Seeking Alpha
Long only, value, portfolio strategy, dividend investing
Profile| Send Message| ()  

I started managing my own investments in February of 2011 after retirement at the end of 2008. I discuss the experience of my first year as an individual investor in my first article for Seeking Alpha. I said, "I am less fearful about my investing future because every day I learn more about what is means to be a Dividend Growth Investor."

How true that statement turned out to be. One month ago I didn't understand how growth plays out in the world of the Dividend Growth investor. I was still thinking of growth on capitol rather than focusing on growth in the dividend paid and subsequently growth in income stream.

I'm retired, and starting to pay the bills from an income stream received every month from the dividends generated from my portfolio. I don't have the luxury of so many Dividend Growth investors of re-investing my dividends. Almost all my investments when I retired were from employer-based 401Ks. My wife's offered mutual funds, while mine provided index funds. Big baskets of stocks are offered in each, including large numbers of financials and many stocks paying small dividends or no dividends at all. I'm interested in a portfolio of dividend stocks with stable growth and growing dividends. But I'm getting ahead of myself.

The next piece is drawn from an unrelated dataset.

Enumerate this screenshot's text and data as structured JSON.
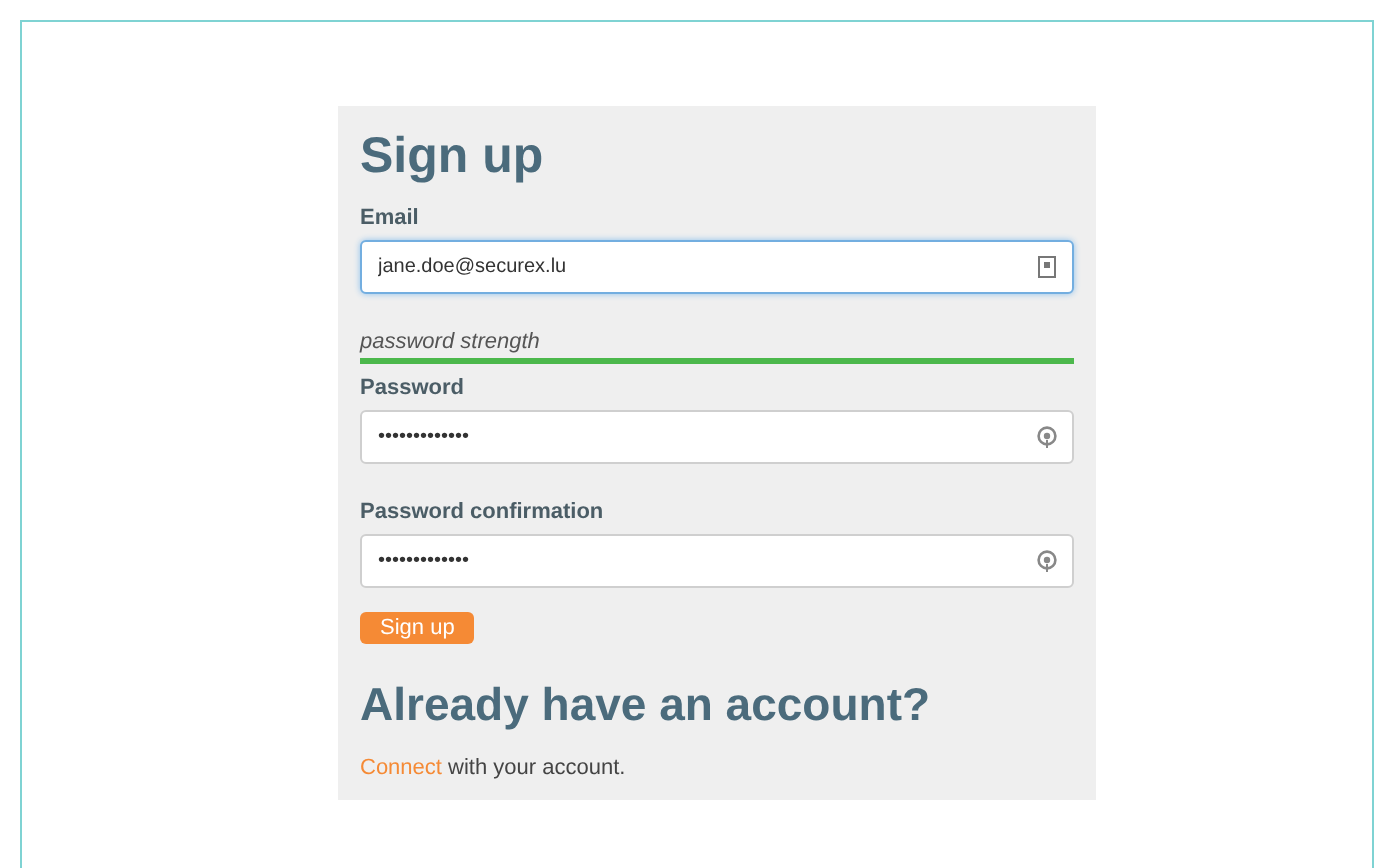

Most of you, if you're retired, have used one or more of the calculators designed to assist those just entering retirement. Most of the ones I'm familiar with suggest you withdraw 4% from the principle of your portfolio each year along with an amount equal to inflation. Again, most suggest that this approach, based on the Monte Carlo effect, a reassuring title for those like me that hate to gamble, will create a stream of income that will last from 25 to 30 years with large reductions in principle as you get to year 25. Such an approach is based on an average growth in stock capital gains.

I have discovered that dividend growth is a better way to invest in retirement. I believe that by investing in stocks with a solid history of both paying and growing dividends in good times and bad, I can maintain a portfolio that is sustainable and provides an income stream that grows at the rate of inflation. If I'm right I don't have to worry about whether the market goes up or down just whether each of my holdings maintains a reasonable payout ratio, based on its peers and has a growing, sustainable dividend.

I think that's where history can serve us well. Every retiree investor who has not done so already needs to immediately download from the website of SA Contributor David Fish the Excel spreadsheets for the Dividend Champions, Contenders and Challengers. You now have a list of every US Stock with a history of sustained dividend and dividend growth some going back more than 50 years. At last count there were 451 stocks with at least five years of sustained dividend growth. From there customize to meet your needs.

Don't trust US banks - just remove them from your spreadsheet. Most of you will probably pass on stocks with yields under 1.5 or 2%. On mine, I removed most of those without a 5 year Dividend Growth Rate (DGR) less than inflation. Payout Ratios, P/E's and Betas may also be considerations for what stays on your list. Mine now contains 179 stocks, but I'll likely reduce that number as I subject them to further review.

In my second article I described my quest to determine the best dividend stocks of the past ten years (2002-2011). I'll be revealing the findings of my research and my current personal investment portfolio of dividend stocks in a series of upcoming articles.

For now I'm most comfortable with an equal weight portfolio with each stock representing between 2 and 3% of the total portfolio. I feel a large portfolio of quality Dividend Champions, Challengers and Contenders helps to safeguard against the effects on my overall portfolio of a stock having both a large capitol loss and a loss of dividend in the same year. It's a larger number of stocks than some are comfortable holding but for right now it seems to work for me. My goal is to keep my dividend yield at between 4 and 5%.

There have been many who have helped so much on my personal journey of discovery: The three Davids (Fish, VanKnapp, and Crosetti), Jeff Paul, Todd Johnson, Robert Schwartz, Norman Tweed, Chowder, Richjoy, Brad Thomas, Regarded Solution, Gapwedge, Global View, Tim McAleenan, and so many more.

I hope in the weeks, months and years ahead to in some small way aid and ultimately learn from those who, like me, are new to individual investing, already in retirement and drawing income from their portfolios. We are a unique and growing group. We need people like the above to guide us and a forum like this to learn from each other and grow. Please join me.

Source: Dividend Growth, A Better Choice For Retirees